Finish probe against CBI chief Alok Verma within 2 weeks: Supreme Court
Retired judge to monitor investigation; interim boss can’t take policy calls.Updated: Oct 27, 2018 00:00 IST
The Supreme Court on Friday skirted the issue of whether the government, through the Central Vigilance Commission, had the power to effectively remove the director of the Central Bureau of Investigation, Alok Verma but insisted that an investigation into the director by CVC be supervised by retired SC judge AK Patnaik, and be concluded within two weeks.
A bench led by Chief Justice Ranjan Gogoi refused to grant CVC more time. “Can’t give more time, it’s not in the interest of the country,” the CJI told solicitor general Tushar Mehta who sought three weeks for the task. The court also refused to entertain a plea by CBI special director Rakesh Asthana, also divested of all responsibilities on the same day as the director (October 23), saying he had “missed the bus”. However, its order to CVC did not mention the CBI’s own probe into him which precipitated the crisis in the country’s federal investigation agency.
The third person in the high-drama that played out on the intervening night of October 23 and 24, the agency’s joint director promoted as interim director, M Nageswara Rao found his powers curtailed by the bench, which also comprised justices Sanjay Kishan Kaul and KM Joseph. The court barred him from taking any “policy decision” or “major decision.” It sought all orders passed by the agency since October 23 to be shown to it by the next hearing on November 12. This includes the transfer of several officials in the agency. Rao, the court said, “will only perform routine tasks that are essential to keep the CBI functional.”
Union minister Arun Jaitley described Friday’s order as “an extremely positive development”. “The government has no interest for or against any individual. The government is interested in only maintaining the professionalism, the image and the institutional integrity of the CBI,” he said, shortly after the top court announced its directions.

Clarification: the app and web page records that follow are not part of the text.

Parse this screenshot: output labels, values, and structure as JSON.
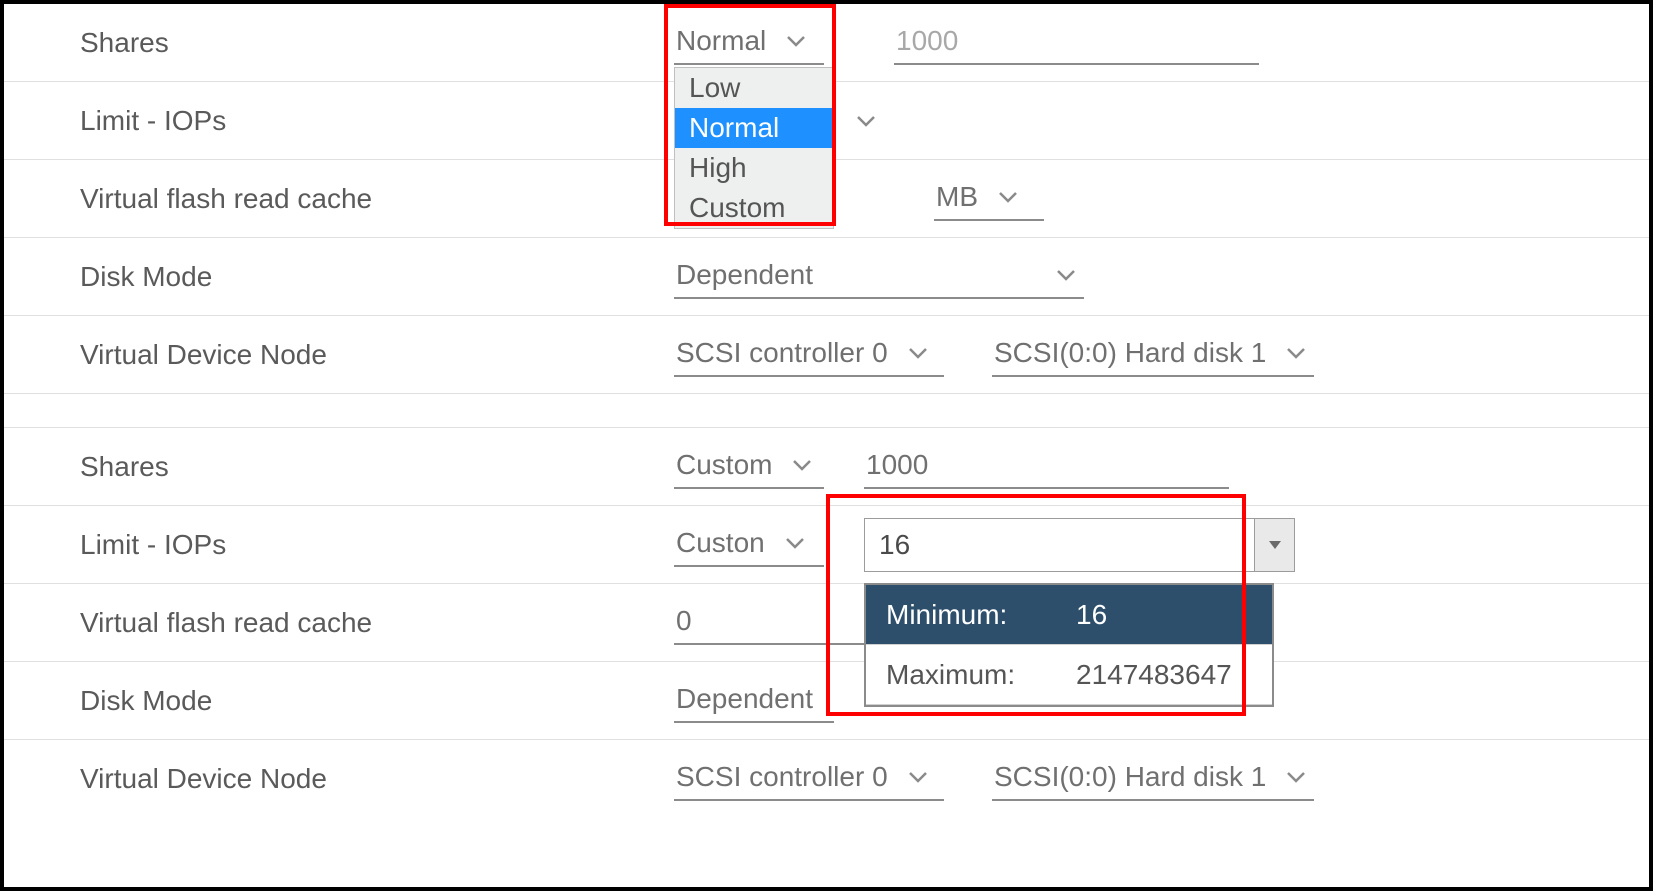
{
  "labels": {
    "shares": "Shares",
    "limit_iops": "Limit - IOPs",
    "vfrc": "Virtual flash read cache",
    "disk_mode": "Disk Mode",
    "vdn": "Virtual Device Node"
  },
  "top": {
    "shares_select": "Normal",
    "shares_value": "1000",
    "shares_options": [
      "Low",
      "Normal",
      "High",
      "Custom"
    ],
    "shares_selected_index": 1,
    "vfrc_unit": "MB",
    "disk_mode": "Dependent",
    "vdn_controller": "SCSI controller 0",
    "vdn_disk": "SCSI(0:0) Hard disk 1"
  },
  "bottom": {
    "shares_select": "Custom",
    "shares_value": "1000",
    "limit_select": "Custon",
    "limit_value": "16",
    "range_min_label": "Minimum:",
    "range_min_value": "16",
    "range_max_label": "Maximum:",
    "range_max_value": "2147483647",
    "vfrc_value": "0",
    "disk_mode": "Dependent",
    "vdn_controller": "SCSI controller 0",
    "vdn_disk": "SCSI(0:0) Hard disk 1"
  }
}
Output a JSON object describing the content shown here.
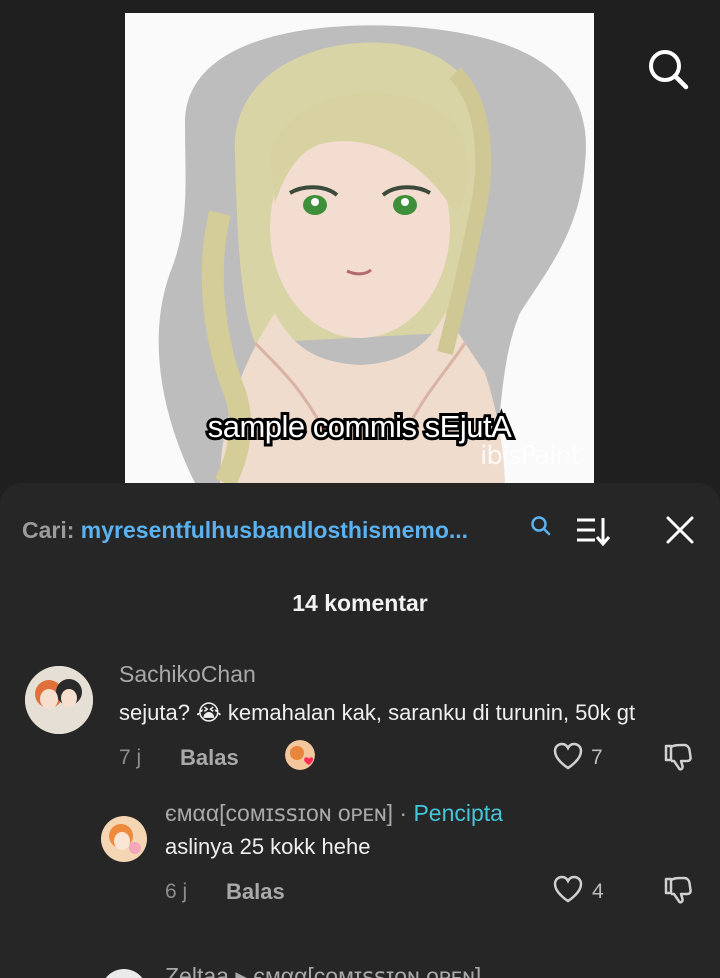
{
  "video": {
    "caption": "sample commis sEjutA",
    "watermark": "ibisPaint"
  },
  "comments_sheet": {
    "search_label": "Cari:",
    "search_query": "myresentfulhusbandlosthismemo...",
    "count_label": "14 komentar",
    "comments": [
      {
        "username": "SachikoChan",
        "text": "sejuta? 😭 kemahalan kak, saranku di turunin, 50k gt",
        "time": "7 j",
        "reply_label": "Balas",
        "likes": "7"
      }
    ],
    "replies": [
      {
        "username": "ємαα[ᴄᴏᴍɪꜱꜱɪᴏɴ ᴏᴘᴇɴ]",
        "separator": "·",
        "creator_badge": "Pencipta",
        "text": "aslinya 25 kokk hehe",
        "time": "6 j",
        "reply_label": "Balas",
        "likes": "4"
      }
    ],
    "partial_reply": {
      "text": "Zeltaa ▸ ємαα[ᴄᴏᴍɪꜱꜱɪᴏɴ ᴏᴘᴇɴ]"
    }
  },
  "colors": {
    "background": "#1f1f1f",
    "sheet": "#262626",
    "link": "#5bb2f0",
    "creator": "#44c6d9"
  }
}
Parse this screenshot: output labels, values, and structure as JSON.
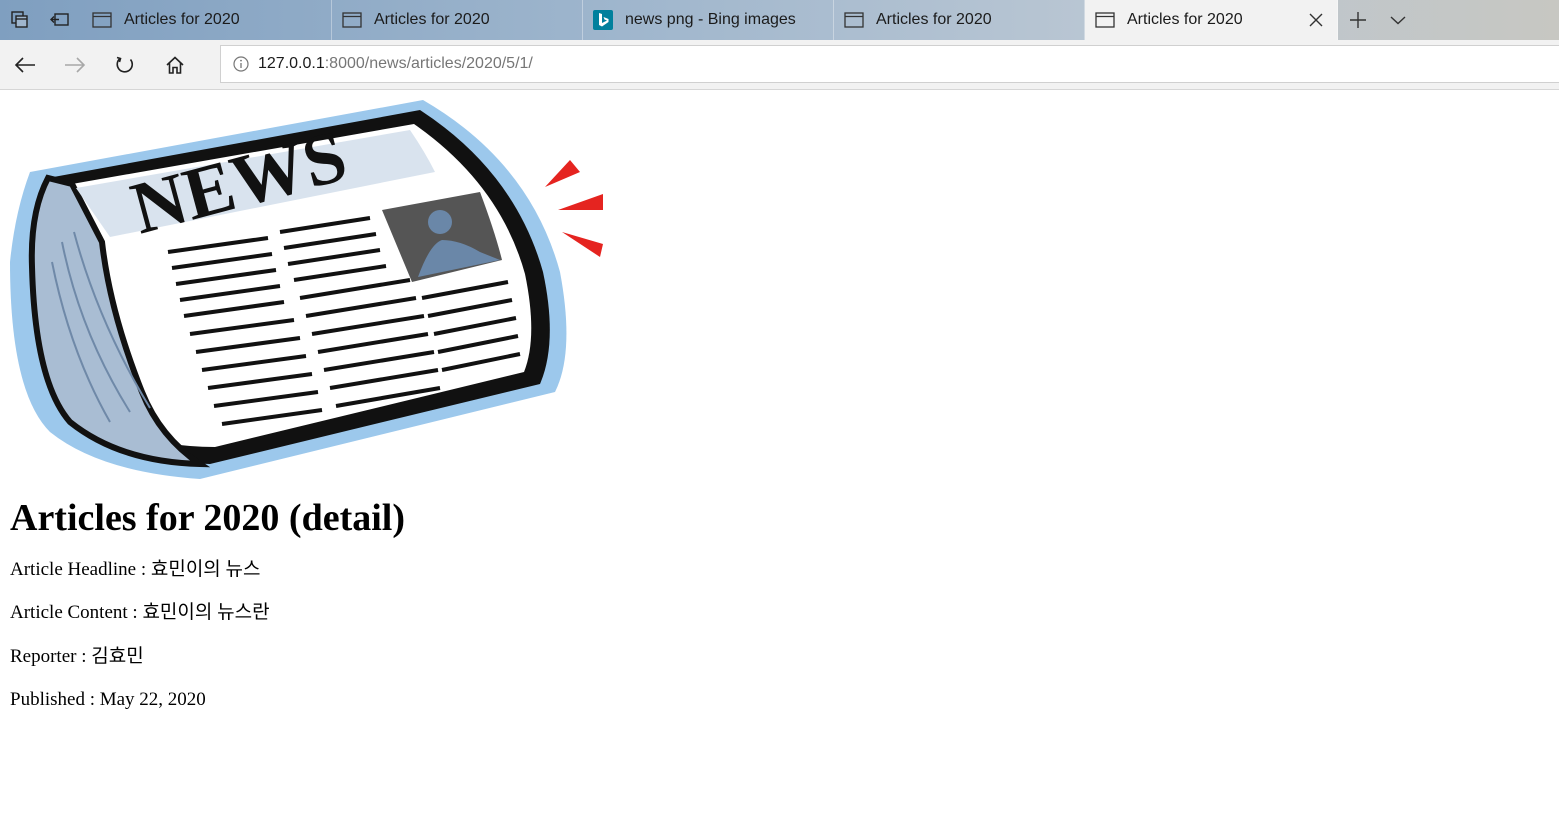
{
  "browser": {
    "tabs": [
      {
        "title": "Articles for 2020",
        "favicon": "page-icon",
        "active": false
      },
      {
        "title": "Articles for 2020",
        "favicon": "page-icon",
        "active": false
      },
      {
        "title": "news png - Bing images",
        "favicon": "bing-icon",
        "active": false
      },
      {
        "title": "Articles for 2020",
        "favicon": "page-icon",
        "active": false
      },
      {
        "title": "Articles for 2020",
        "favicon": "page-icon",
        "active": true
      }
    ],
    "url_host": "127.0.0.1",
    "url_path": ":8000/news/articles/2020/5/1/",
    "colors": {
      "bing_accent": "#00809d",
      "tab_active": "#f2f2f2"
    }
  },
  "page": {
    "image_logo_text": "NEWS",
    "title": "Articles for 2020 (detail)",
    "headline_label": "Article Headline : ",
    "headline": "효민이의 뉴스",
    "content_label": "Article Content : ",
    "content": "효민이의 뉴스란",
    "reporter_label": "Reporter : ",
    "reporter": "김효민",
    "published_label": "Published : ",
    "published": "May 22, 2020"
  }
}
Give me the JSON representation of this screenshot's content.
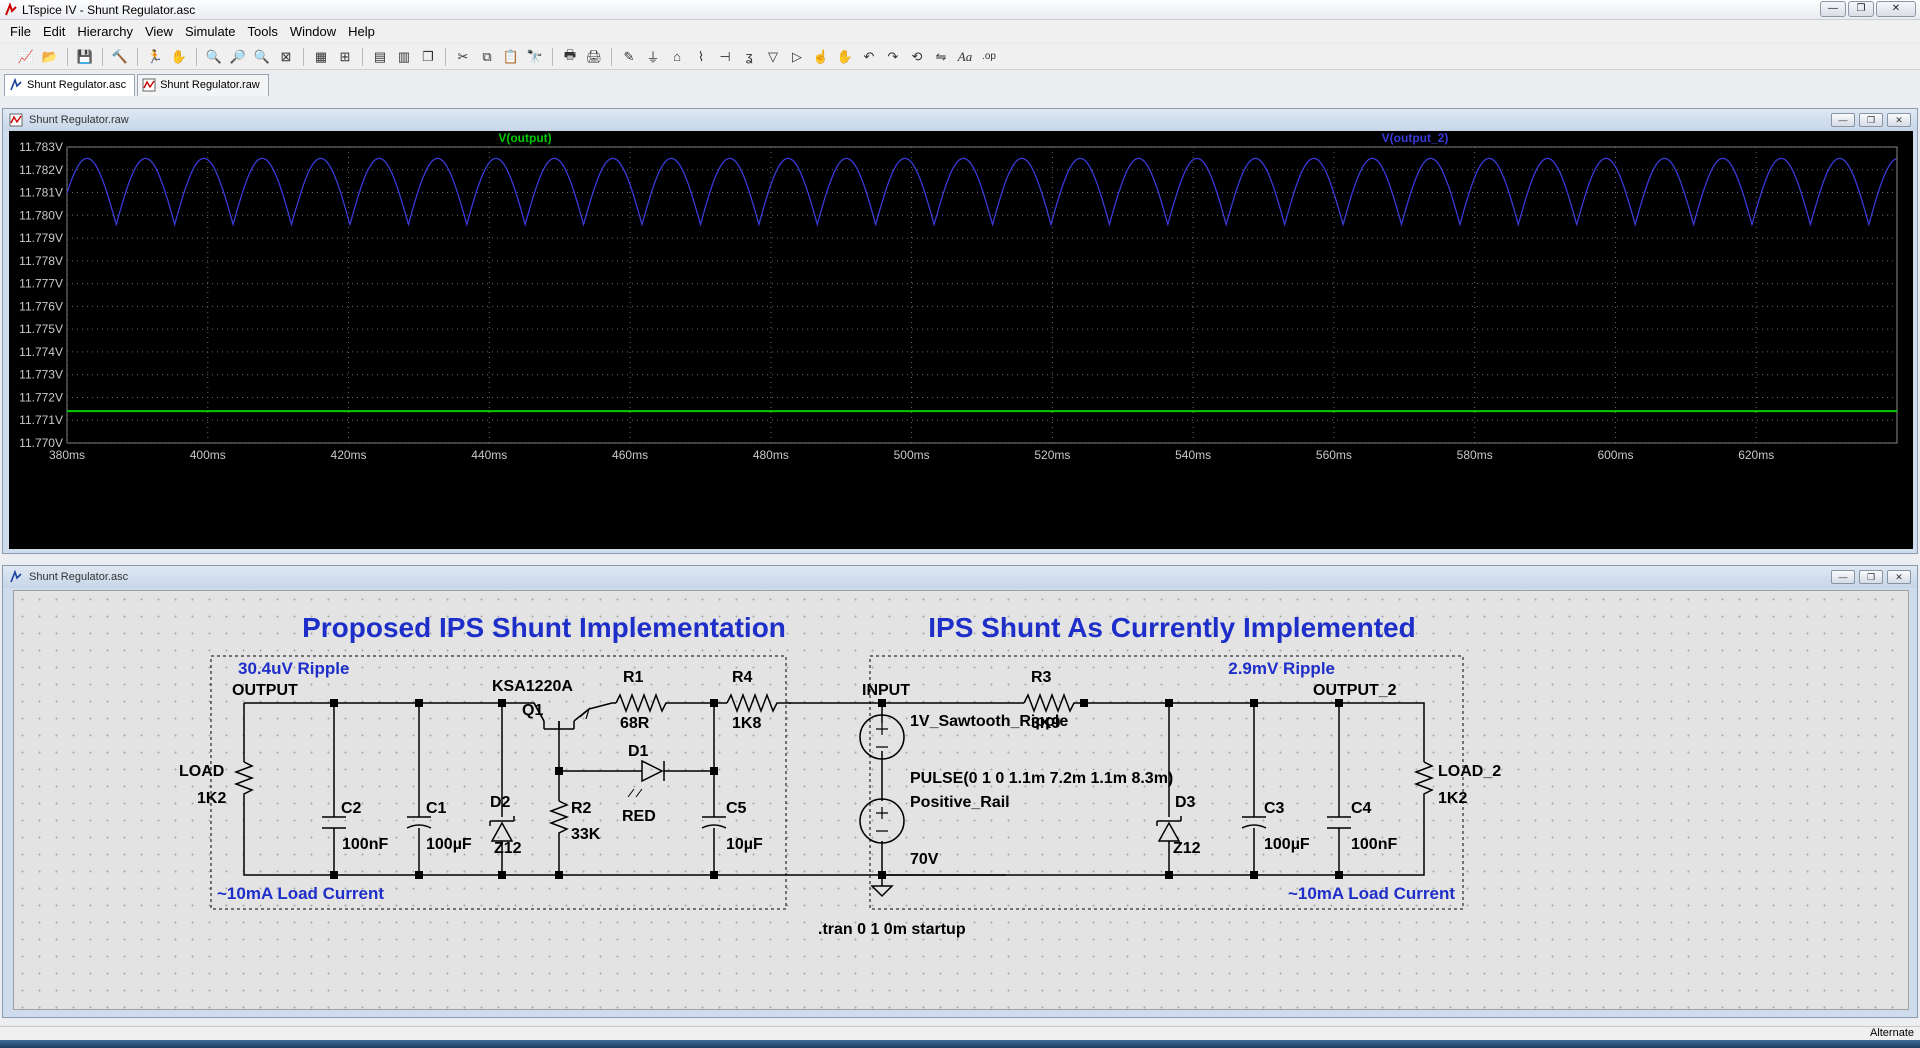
{
  "app": {
    "title": "LTspice IV - Shunt Regulator.asc",
    "window_buttons": [
      "—",
      "❐",
      "✕"
    ],
    "status_text": "Alternate"
  },
  "menu": [
    "File",
    "Edit",
    "Hierarchy",
    "View",
    "Simulate",
    "Tools",
    "Window",
    "Help"
  ],
  "toolbar_icons": [
    "new-schematic-icon",
    "open-icon",
    "save-icon",
    "control-panel-icon",
    "run-icon",
    "halt-icon",
    "zoom-in-icon",
    "zoom-area-icon",
    "zoom-out-icon",
    "zoom-fit-icon",
    "autorange-icon",
    "grid-icon",
    "tile-vertical-icon",
    "tile-horizontal-icon",
    "cascade-icon",
    "cut-icon",
    "copy-icon",
    "paste-icon",
    "find-icon",
    "print-setup-icon",
    "print-icon",
    "wire-icon",
    "ground-icon",
    "label-icon",
    "resistor-icon",
    "capacitor-icon",
    "inductor-icon",
    "diode-icon",
    "component-icon",
    "move-icon",
    "drag-icon",
    "undo-icon",
    "redo-icon",
    "rotate-icon",
    "mirror-icon",
    "text-icon",
    "spice-directive-icon"
  ],
  "tabs": [
    {
      "label": "Shunt Regulator.asc"
    },
    {
      "label": "Shunt Regulator.raw"
    }
  ],
  "waveform_window": {
    "title": "Shunt Regulator.raw",
    "buttons": [
      "—",
      "❐",
      "✕"
    ]
  },
  "schematic_window": {
    "title": "Shunt Regulator.asc",
    "buttons": [
      "—",
      "❐",
      "✕"
    ]
  },
  "chart_data": {
    "type": "line",
    "x_unit": "ms",
    "y_unit": "V",
    "xlim": [
      380,
      640
    ],
    "ylim": [
      11.77,
      11.783
    ],
    "x_ticks": [
      "380ms",
      "400ms",
      "420ms",
      "440ms",
      "460ms",
      "480ms",
      "500ms",
      "520ms",
      "540ms",
      "560ms",
      "580ms",
      "600ms",
      "620ms"
    ],
    "y_ticks": [
      "11.783V",
      "11.782V",
      "11.781V",
      "11.780V",
      "11.779V",
      "11.778V",
      "11.777V",
      "11.776V",
      "11.775V",
      "11.774V",
      "11.773V",
      "11.772V",
      "11.771V",
      "11.770V"
    ],
    "grid": true,
    "series": [
      {
        "name": "V(output)",
        "color": "#00cc00",
        "kind": "flat",
        "value": 11.7714
      },
      {
        "name": "V(output_2)",
        "color": "#3a3ad6",
        "kind": "ripple",
        "period_ms": 8.3,
        "max": 11.7825,
        "min": 11.7796
      }
    ]
  },
  "schematic": {
    "left_title": "Proposed IPS Shunt Implementation",
    "right_title": "IPS Shunt As Currently Implemented",
    "left_ripple": "30.4uV Ripple",
    "right_ripple": "2.9mV Ripple",
    "left_current": "~10mA Load Current",
    "right_current": "~10mA Load Current",
    "directive": ".tran 0 1 0m startup",
    "nets": {
      "output": "OUTPUT",
      "output_2": "OUTPUT_2",
      "input": "INPUT"
    },
    "components": {
      "load": {
        "name": "LOAD",
        "value": "1K2"
      },
      "load2": {
        "name": "LOAD_2",
        "value": "1K2"
      },
      "c2": {
        "name": "C2",
        "value": "100nF"
      },
      "c1": {
        "name": "C1",
        "value": "100µF"
      },
      "d2": {
        "name": "D2",
        "value": "Z12"
      },
      "q1": {
        "name": "Q1",
        "value": "KSA1220A"
      },
      "r1": {
        "name": "R1",
        "value": "68R"
      },
      "r4": {
        "name": "R4",
        "value": "1K8"
      },
      "d1": {
        "name": "D1",
        "value": "RED"
      },
      "r2": {
        "name": "R2",
        "value": "33K"
      },
      "c5": {
        "name": "C5",
        "value": "10µF"
      },
      "v1": {
        "name": "1V_Sawtooth_Ripple",
        "value": "PULSE(0 1 0 1.1m 7.2m 1.1m 8.3m)"
      },
      "v2": {
        "name": "Positive_Rail",
        "value": "70V"
      },
      "r3": {
        "name": "R3",
        "value": "3K9"
      },
      "d3": {
        "name": "D3",
        "value": "Z12"
      },
      "c3": {
        "name": "C3",
        "value": "100µF"
      },
      "c4": {
        "name": "C4",
        "value": "100nF"
      }
    }
  }
}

Chief spokesperson of the Congress Randeep Surjewala tweeted: “Truth prevails in Supreme Court. Modi Government’s sinister attempt to capture CBI through lackeys falls flat. A slap in face of tyrants who wanted to pin the last nail in CBI’s independence. CVC can’t act as Modi Government’s pawn but would be supervised by a SC judge to act fairly.”
A CBI spokesperson said the agency will “follow today’s Supreme Court order in letter and spirit”, and seek legal opinion if needed.
In his complaint to the Cabinet Secretary on August 24, which was forwarded to the CVC, Rakesh Asthana accused Verma of receiving money to give relief to one Satish Babu Sana who was being investigated by the agency in the Moin Qureshi case. In its order divesting Verma of his responsibilities, CVC referred to the agency’s lack of co-operation with regard to an inquiry arising from this complaint.
Solicitor General Mehta expressed apprehension that the court order would reflect on the CVC’s functioning. “Let the CVC examine the matter. The CVC has to submit an annual report to the President, which will be presented before the Parliament,” he urged the bench, quoting the provisions of CVC Act, 2003.
The court’s response was conciliatory but firm. It said in its order: “We make it clear that entrustment of supervision of on-going enquiry by the C.V.C. to a former judge of this court is one-time exception which has been felt necessary by this Court in the peculiar facts of this case and should not be understood to be casting any reflection on any authority of the Government of India.”
The court also issued notice on Verma’s petition questioning the government decision to send him on leave. Notice was also issued to the Centre on Common Cause’s petition asking for a probe by Special Investigation Team (SIT) against Asthana and his removal from the CBI. “We will examine the matter,” the court said at the outset of the hearing.
The court refused to entertain Asthana’s lawyer senior advocate Mukul Rohatgi because his petition against the government order was not listed before it. “You have missed the bus. Your matter is not before us. We cannot pass any orders,” the CJI said.
Senior advocate Fali Nariman, appearing for Verma, quoted the law to point out that Verma has a fixed two-year tenure and his removal or transfer cannot be without a reference to the high-powered committee led by the Prime Minister and comprising leader of the opposition and Chief Justice of India.
Before Nariman could argue further, CJI Gogoi told Attorney General KK Venugopal that the court would examine the matter at the next hearing and would give CVC 10 days to complete the probe against Verma. When Mehta said the time was not sufficient, the CJI quipped: “Okay we will give you 240 hours.”
Mehta pointed to the voluminous documents in a sealed cover and said several documents were yet to be received from CBI. CJI Gogoi refused to look into the bulky documents. “This is just a preliminary enquiry being done by the CVC,” he said.
Mehta made yet another effort. “There is Diwali break as well. Give us some more time.” CJI replied: “Diwali is just for one day and that is 24 hours.”
First Published: Oct 26, 2018 22:27 IST